Source data
-------

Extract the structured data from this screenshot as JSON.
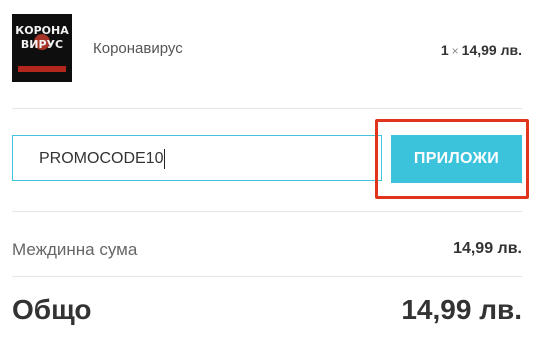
{
  "product": {
    "cover_title_line1": "КОРОНА",
    "cover_title_line2": "ВИРУС",
    "name": "Коронавирус",
    "quantity": "1",
    "times_symbol": "×",
    "price": "14,99 лв."
  },
  "coupon": {
    "value": "PROMOCODE10",
    "apply_label": "ПРИЛОЖИ"
  },
  "totals": {
    "subtotal_label": "Междинна сума",
    "subtotal_value": "14,99 лв.",
    "total_label": "Общо",
    "total_value": "14,99 лв."
  },
  "colors": {
    "accent": "#3cc3dc",
    "highlight": "#e0341c"
  }
}
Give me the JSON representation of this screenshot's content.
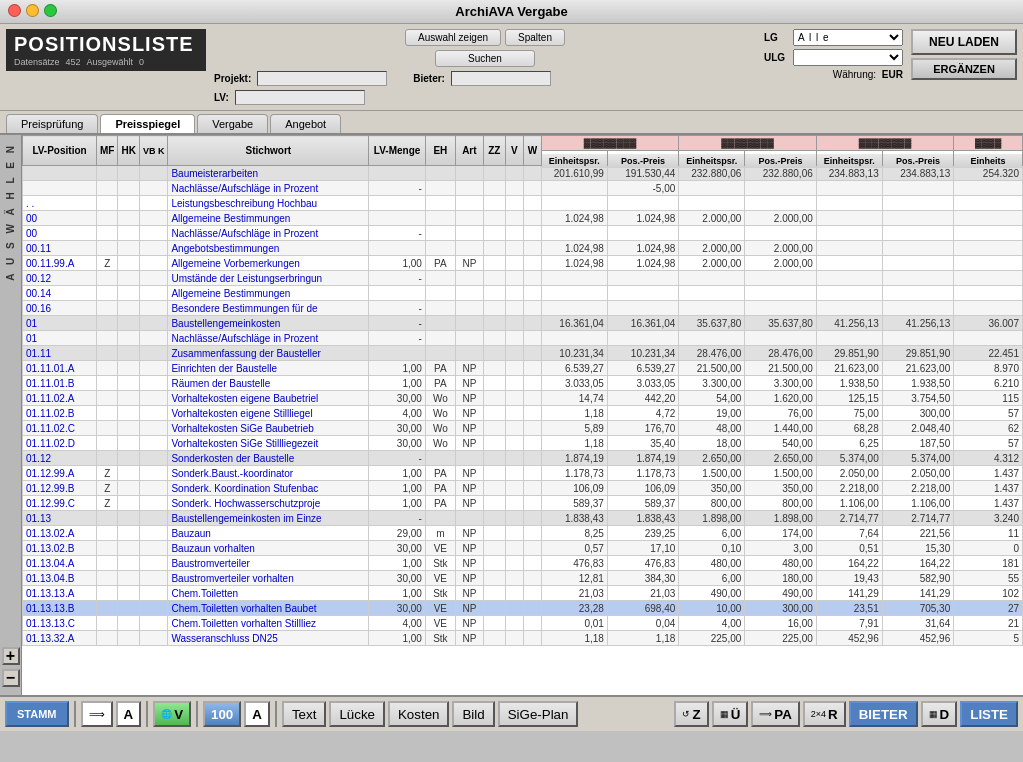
{
  "window": {
    "title": "ArchiAVA Vergabe"
  },
  "header": {
    "pos_title": "POSITIONSLISTE",
    "datensaetze_label": "Datensätze",
    "datensaetze_value": "452",
    "ausgewaehlt_label": "Ausgewählt",
    "ausgewaehlt_value": "0",
    "auswahl_zeigen": "Auswahl zeigen",
    "spalten": "Spalten",
    "suchen": "Suchen",
    "projekt_label": "Projekt:",
    "projekt_value": "",
    "lv_label": "LV:",
    "lv_value": "",
    "bieter_label": "Bieter:",
    "bieter_value": "",
    "lg_label": "LG",
    "lg_value": "A l l e",
    "ulg_label": "ULG",
    "ulg_value": "",
    "waehrung_label": "Währung:",
    "waehrung_value": "EUR",
    "neu_laden": "NEU LADEN",
    "ergaenzen": "ERGÄNZEN"
  },
  "tabs": [
    {
      "label": "Preisprüfung",
      "active": false
    },
    {
      "label": "Preisspiegel",
      "active": true
    },
    {
      "label": "Vergabe",
      "active": false
    },
    {
      "label": "Angebot",
      "active": false
    }
  ],
  "side_panel": {
    "text": "A U S W Ä H L E N",
    "plus": "+",
    "minus": "−"
  },
  "table": {
    "headers": [
      "LV-Position",
      "MF",
      "HK",
      "VB K",
      "Stichwort",
      "LV-Menge",
      "EH",
      "Art",
      "ZZ",
      "V",
      "W",
      "Einheitspsr.",
      "Pos.-Preis",
      "Einheitspsr.",
      "Pos.-Preis",
      "Einheitspsr.",
      "Pos.-Preis",
      "Einheits"
    ],
    "rows": [
      {
        "pos": "",
        "mf": "",
        "hk": "",
        "vbk": "",
        "stichwort": "Baumeisterarbeiten",
        "menge": "",
        "eh": "",
        "art": "",
        "zz": "",
        "v": "",
        "w": "",
        "ep1": "201.610,99",
        "pp1": "191.530,44",
        "ep2": "232.880,06",
        "pp2": "232.880,06",
        "ep3": "234.883,13",
        "pp3": "234.883,13",
        "ep4": "254.320",
        "type": "section"
      },
      {
        "pos": "",
        "mf": "",
        "hk": "",
        "vbk": "",
        "stichwort": "Nachlässe/Aufschläge in Prozent",
        "menge": "-",
        "eh": "",
        "art": "",
        "zz": "",
        "v": "",
        "w": "",
        "ep1": "",
        "pp1": "-5,00",
        "ep2": "",
        "pp2": "",
        "ep3": "",
        "pp3": "",
        "ep4": "",
        "type": "normal"
      },
      {
        "pos": ". .",
        "mf": "",
        "hk": "",
        "vbk": "",
        "stichwort": "Leistungsbeschreibung Hochbau",
        "menge": "",
        "eh": "",
        "art": "",
        "zz": "",
        "v": "",
        "w": "",
        "ep1": "",
        "pp1": "",
        "ep2": "",
        "pp2": "",
        "ep3": "",
        "pp3": "",
        "ep4": "",
        "type": "normal"
      },
      {
        "pos": "00",
        "mf": "",
        "hk": "",
        "vbk": "",
        "stichwort": "Allgemeine Bestimmungen",
        "menge": "",
        "eh": "",
        "art": "",
        "zz": "",
        "v": "",
        "w": "",
        "ep1": "1.024,98",
        "pp1": "1.024,98",
        "ep2": "2.000,00",
        "pp2": "2.000,00",
        "ep3": "",
        "pp3": "",
        "ep4": "",
        "type": "normal"
      },
      {
        "pos": "00",
        "mf": "",
        "hk": "",
        "vbk": "",
        "stichwort": "Nachlässe/Aufschläge in Prozent",
        "menge": "-",
        "eh": "",
        "art": "",
        "zz": "",
        "v": "",
        "w": "",
        "ep1": "",
        "pp1": "",
        "ep2": "",
        "pp2": "",
        "ep3": "",
        "pp3": "",
        "ep4": "",
        "type": "normal"
      },
      {
        "pos": "00.11",
        "mf": "",
        "hk": "",
        "vbk": "",
        "stichwort": "Angebotsbestimmungen",
        "menge": "",
        "eh": "",
        "art": "",
        "zz": "",
        "v": "",
        "w": "",
        "ep1": "1.024,98",
        "pp1": "1.024,98",
        "ep2": "2.000,00",
        "pp2": "2.000,00",
        "ep3": "",
        "pp3": "",
        "ep4": "",
        "type": "normal"
      },
      {
        "pos": "00.11.99.A",
        "mf": "Z",
        "hk": "",
        "vbk": "",
        "stichwort": "Allgemeine Vorbemerkungen",
        "menge": "1,00",
        "eh": "PA",
        "art": "NP",
        "zz": "",
        "v": "",
        "w": "",
        "ep1": "1.024,98",
        "pp1": "1.024,98",
        "ep2": "2.000,00",
        "pp2": "2.000,00",
        "ep3": "",
        "pp3": "",
        "ep4": "",
        "type": "normal"
      },
      {
        "pos": "00.12",
        "mf": "",
        "hk": "",
        "vbk": "",
        "stichwort": "Umstände der Leistungserbringun",
        "menge": "-",
        "eh": "",
        "art": "",
        "zz": "",
        "v": "",
        "w": "",
        "ep1": "",
        "pp1": "",
        "ep2": "",
        "pp2": "",
        "ep3": "",
        "pp3": "",
        "ep4": "",
        "type": "normal"
      },
      {
        "pos": "00.14",
        "mf": "",
        "hk": "",
        "vbk": "",
        "stichwort": "Allgemeine Bestimmungen",
        "menge": "",
        "eh": "",
        "art": "",
        "zz": "",
        "v": "",
        "w": "",
        "ep1": "",
        "pp1": "",
        "ep2": "",
        "pp2": "",
        "ep3": "",
        "pp3": "",
        "ep4": "",
        "type": "normal"
      },
      {
        "pos": "00.16",
        "mf": "",
        "hk": "",
        "vbk": "",
        "stichwort": "Besondere Bestimmungen für de",
        "menge": "-",
        "eh": "",
        "art": "",
        "zz": "",
        "v": "",
        "w": "",
        "ep1": "",
        "pp1": "",
        "ep2": "",
        "pp2": "",
        "ep3": "",
        "pp3": "",
        "ep4": "",
        "type": "normal"
      },
      {
        "pos": "01",
        "mf": "",
        "hk": "",
        "vbk": "",
        "stichwort": "Baustellengemeinkosten",
        "menge": "-",
        "eh": "",
        "art": "",
        "zz": "",
        "v": "",
        "w": "",
        "ep1": "16.361,04",
        "pp1": "16.361,04",
        "ep2": "35.637,80",
        "pp2": "35.637,80",
        "ep3": "41.256,13",
        "pp3": "41.256,13",
        "ep4": "36.007",
        "type": "section"
      },
      {
        "pos": "01",
        "mf": "",
        "hk": "",
        "vbk": "",
        "stichwort": "Nachlässe/Aufschläge in Prozent",
        "menge": "-",
        "eh": "",
        "art": "",
        "zz": "",
        "v": "",
        "w": "",
        "ep1": "",
        "pp1": "",
        "ep2": "",
        "pp2": "",
        "ep3": "",
        "pp3": "",
        "ep4": "",
        "type": "normal"
      },
      {
        "pos": "01.11",
        "mf": "",
        "hk": "",
        "vbk": "",
        "stichwort": "Zusammenfassung der Bausteller",
        "menge": "",
        "eh": "",
        "art": "",
        "zz": "",
        "v": "",
        "w": "",
        "ep1": "10.231,34",
        "pp1": "10.231,34",
        "ep2": "28.476,00",
        "pp2": "28.476,00",
        "ep3": "29.851,90",
        "pp3": "29.851,90",
        "ep4": "22.451",
        "type": "section"
      },
      {
        "pos": "01.11.01.A",
        "mf": "",
        "hk": "",
        "vbk": "",
        "stichwort": "Einrichten der Baustelle",
        "menge": "1,00",
        "eh": "PA",
        "art": "NP",
        "zz": "",
        "v": "",
        "w": "",
        "ep1": "6.539,27",
        "pp1": "6.539,27",
        "ep2": "21.500,00",
        "pp2": "21.500,00",
        "ep3": "21.623,00",
        "pp3": "21.623,00",
        "ep4": "8.970",
        "type": "normal"
      },
      {
        "pos": "01.11.01.B",
        "mf": "",
        "hk": "",
        "vbk": "",
        "stichwort": "Räumen der Baustelle",
        "menge": "1,00",
        "eh": "PA",
        "art": "NP",
        "zz": "",
        "v": "",
        "w": "",
        "ep1": "3.033,05",
        "pp1": "3.033,05",
        "ep2": "3.300,00",
        "pp2": "3.300,00",
        "ep3": "1.938,50",
        "pp3": "1.938,50",
        "ep4": "6.210",
        "type": "normal"
      },
      {
        "pos": "01.11.02.A",
        "mf": "",
        "hk": "",
        "vbk": "",
        "stichwort": "Vorhaltekosten eigene Baubetriel",
        "menge": "30,00",
        "eh": "Wo",
        "art": "NP",
        "zz": "",
        "v": "",
        "w": "",
        "ep1": "14,74",
        "pp1": "442,20",
        "ep2": "54,00",
        "pp2": "1.620,00",
        "ep3": "125,15",
        "pp3": "3.754,50",
        "ep4": "115",
        "type": "normal"
      },
      {
        "pos": "01.11.02.B",
        "mf": "",
        "hk": "",
        "vbk": "",
        "stichwort": "Vorhaltekosten eigene Stillliegel",
        "menge": "4,00",
        "eh": "Wo",
        "art": "NP",
        "zz": "",
        "v": "",
        "w": "",
        "ep1": "1,18",
        "pp1": "4,72",
        "ep2": "19,00",
        "pp2": "76,00",
        "ep3": "75,00",
        "pp3": "300,00",
        "ep4": "57",
        "type": "normal"
      },
      {
        "pos": "01.11.02.C",
        "mf": "",
        "hk": "",
        "vbk": "",
        "stichwort": "Vorhaltekosten SiGe Baubetrieb",
        "menge": "30,00",
        "eh": "Wo",
        "art": "NP",
        "zz": "",
        "v": "",
        "w": "",
        "ep1": "5,89",
        "pp1": "176,70",
        "ep2": "48,00",
        "pp2": "1.440,00",
        "ep3": "68,28",
        "pp3": "2.048,40",
        "ep4": "62",
        "type": "normal"
      },
      {
        "pos": "01.11.02.D",
        "mf": "",
        "hk": "",
        "vbk": "",
        "stichwort": "Vorhaltekosten SiGe Stillliegezeit",
        "menge": "30,00",
        "eh": "Wo",
        "art": "NP",
        "zz": "",
        "v": "",
        "w": "",
        "ep1": "1,18",
        "pp1": "35,40",
        "ep2": "18,00",
        "pp2": "540,00",
        "ep3": "6,25",
        "pp3": "187,50",
        "ep4": "57",
        "type": "normal"
      },
      {
        "pos": "01.12",
        "mf": "",
        "hk": "",
        "vbk": "",
        "stichwort": "Sonderkosten der Baustelle",
        "menge": "-",
        "eh": "",
        "art": "",
        "zz": "",
        "v": "",
        "w": "",
        "ep1": "1.874,19",
        "pp1": "1.874,19",
        "ep2": "2.650,00",
        "pp2": "2.650,00",
        "ep3": "5.374,00",
        "pp3": "5.374,00",
        "ep4": "4.312",
        "type": "section"
      },
      {
        "pos": "01.12.99.A",
        "mf": "Z",
        "hk": "",
        "vbk": "",
        "stichwort": "Sonderk.Baust.-koordinator",
        "menge": "1,00",
        "eh": "PA",
        "art": "NP",
        "zz": "",
        "v": "",
        "w": "",
        "ep1": "1.178,73",
        "pp1": "1.178,73",
        "ep2": "1.500,00",
        "pp2": "1.500,00",
        "ep3": "2.050,00",
        "pp3": "2.050,00",
        "ep4": "1.437",
        "type": "normal"
      },
      {
        "pos": "01.12.99.B",
        "mf": "Z",
        "hk": "",
        "vbk": "",
        "stichwort": "Sonderk. Koordination Stufenbac",
        "menge": "1,00",
        "eh": "PA",
        "art": "NP",
        "zz": "",
        "v": "",
        "w": "",
        "ep1": "106,09",
        "pp1": "106,09",
        "ep2": "350,00",
        "pp2": "350,00",
        "ep3": "2.218,00",
        "pp3": "2.218,00",
        "ep4": "1.437",
        "type": "normal"
      },
      {
        "pos": "01.12.99.C",
        "mf": "Z",
        "hk": "",
        "vbk": "",
        "stichwort": "Sonderk. Hochwasserschutzproje",
        "menge": "1,00",
        "eh": "PA",
        "art": "NP",
        "zz": "",
        "v": "",
        "w": "",
        "ep1": "589,37",
        "pp1": "589,37",
        "ep2": "800,00",
        "pp2": "800,00",
        "ep3": "1.106,00",
        "pp3": "1.106,00",
        "ep4": "1.437",
        "type": "normal"
      },
      {
        "pos": "01.13",
        "mf": "",
        "hk": "",
        "vbk": "",
        "stichwort": "Baustellengemeinkosten im Einze",
        "menge": "-",
        "eh": "",
        "art": "",
        "zz": "",
        "v": "",
        "w": "",
        "ep1": "1.838,43",
        "pp1": "1.838,43",
        "ep2": "1.898,00",
        "pp2": "1.898,00",
        "ep3": "2.714,77",
        "pp3": "2.714,77",
        "ep4": "3.240",
        "type": "section"
      },
      {
        "pos": "01.13.02.A",
        "mf": "",
        "hk": "",
        "vbk": "",
        "stichwort": "Bauzaun",
        "menge": "29,00",
        "eh": "m",
        "art": "NP",
        "zz": "",
        "v": "",
        "w": "",
        "ep1": "8,25",
        "pp1": "239,25",
        "ep2": "6,00",
        "pp2": "174,00",
        "ep3": "7,64",
        "pp3": "221,56",
        "ep4": "11",
        "type": "normal"
      },
      {
        "pos": "01.13.02.B",
        "mf": "",
        "hk": "",
        "vbk": "",
        "stichwort": "Bauzaun vorhalten",
        "menge": "30,00",
        "eh": "VE",
        "art": "NP",
        "zz": "",
        "v": "",
        "w": "",
        "ep1": "0,57",
        "pp1": "17,10",
        "ep2": "0,10",
        "pp2": "3,00",
        "ep3": "0,51",
        "pp3": "15,30",
        "ep4": "0",
        "type": "normal"
      },
      {
        "pos": "01.13.04.A",
        "mf": "",
        "hk": "",
        "vbk": "",
        "stichwort": "Baustromverteiler",
        "menge": "1,00",
        "eh": "Stk",
        "art": "NP",
        "zz": "",
        "v": "",
        "w": "",
        "ep1": "476,83",
        "pp1": "476,83",
        "ep2": "480,00",
        "pp2": "480,00",
        "ep3": "164,22",
        "pp3": "164,22",
        "ep4": "181",
        "type": "normal"
      },
      {
        "pos": "01.13.04.B",
        "mf": "",
        "hk": "",
        "vbk": "",
        "stichwort": "Baustromverteiler vorhalten",
        "menge": "30,00",
        "eh": "VE",
        "art": "NP",
        "zz": "",
        "v": "",
        "w": "",
        "ep1": "12,81",
        "pp1": "384,30",
        "ep2": "6,00",
        "pp2": "180,00",
        "ep3": "19,43",
        "pp3": "582,90",
        "ep4": "55",
        "type": "normal"
      },
      {
        "pos": "01.13.13.A",
        "mf": "",
        "hk": "",
        "vbk": "",
        "stichwort": "Chem.Toiletten",
        "menge": "1,00",
        "eh": "Stk",
        "art": "NP",
        "zz": "",
        "v": "",
        "w": "",
        "ep1": "21,03",
        "pp1": "21,03",
        "ep2": "490,00",
        "pp2": "490,00",
        "ep3": "141,29",
        "pp3": "141,29",
        "ep4": "102",
        "type": "normal"
      },
      {
        "pos": "01.13.13.B",
        "mf": "",
        "hk": "",
        "vbk": "",
        "stichwort": "Chem.Toiletten vorhalten Baubet",
        "menge": "30,00",
        "eh": "VE",
        "art": "NP",
        "zz": "",
        "v": "",
        "w": "",
        "ep1": "23,28",
        "pp1": "698,40",
        "ep2": "10,00",
        "pp2": "300,00",
        "ep3": "23,51",
        "pp3": "705,30",
        "ep4": "27",
        "type": "highlighted"
      },
      {
        "pos": "01.13.13.C",
        "mf": "",
        "hk": "",
        "vbk": "",
        "stichwort": "Chem.Toiletten vorhalten Stillliez",
        "menge": "4,00",
        "eh": "VE",
        "art": "NP",
        "zz": "",
        "v": "",
        "w": "",
        "ep1": "0,01",
        "pp1": "0,04",
        "ep2": "4,00",
        "pp2": "16,00",
        "ep3": "7,91",
        "pp3": "31,64",
        "ep4": "21",
        "type": "normal"
      },
      {
        "pos": "01.13.32.A",
        "mf": "",
        "hk": "",
        "vbk": "",
        "stichwort": "Wasseranschluss DN25",
        "menge": "1,00",
        "eh": "Stk",
        "art": "NP",
        "zz": "",
        "v": "",
        "w": "",
        "ep1": "1,18",
        "pp1": "1,18",
        "ep2": "225,00",
        "pp2": "225,00",
        "ep3": "452,96",
        "pp3": "452,96",
        "ep4": "5",
        "type": "normal"
      }
    ]
  },
  "bottom_toolbar": {
    "stamm": "STAMM",
    "arrow_a": "A",
    "v_btn": "V",
    "a_btn2": "A",
    "text": "Text",
    "luecke": "Lücke",
    "kosten": "Kosten",
    "bild": "Bild",
    "sige_plan": "SiGe-Plan",
    "z_btn": "Z",
    "u_btn": "Ü",
    "pa_btn": "PA",
    "r_btn": "R",
    "bieter": "BIETER",
    "d_btn": "D",
    "liste": "LISTE"
  }
}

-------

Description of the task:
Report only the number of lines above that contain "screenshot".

Exercise result:
2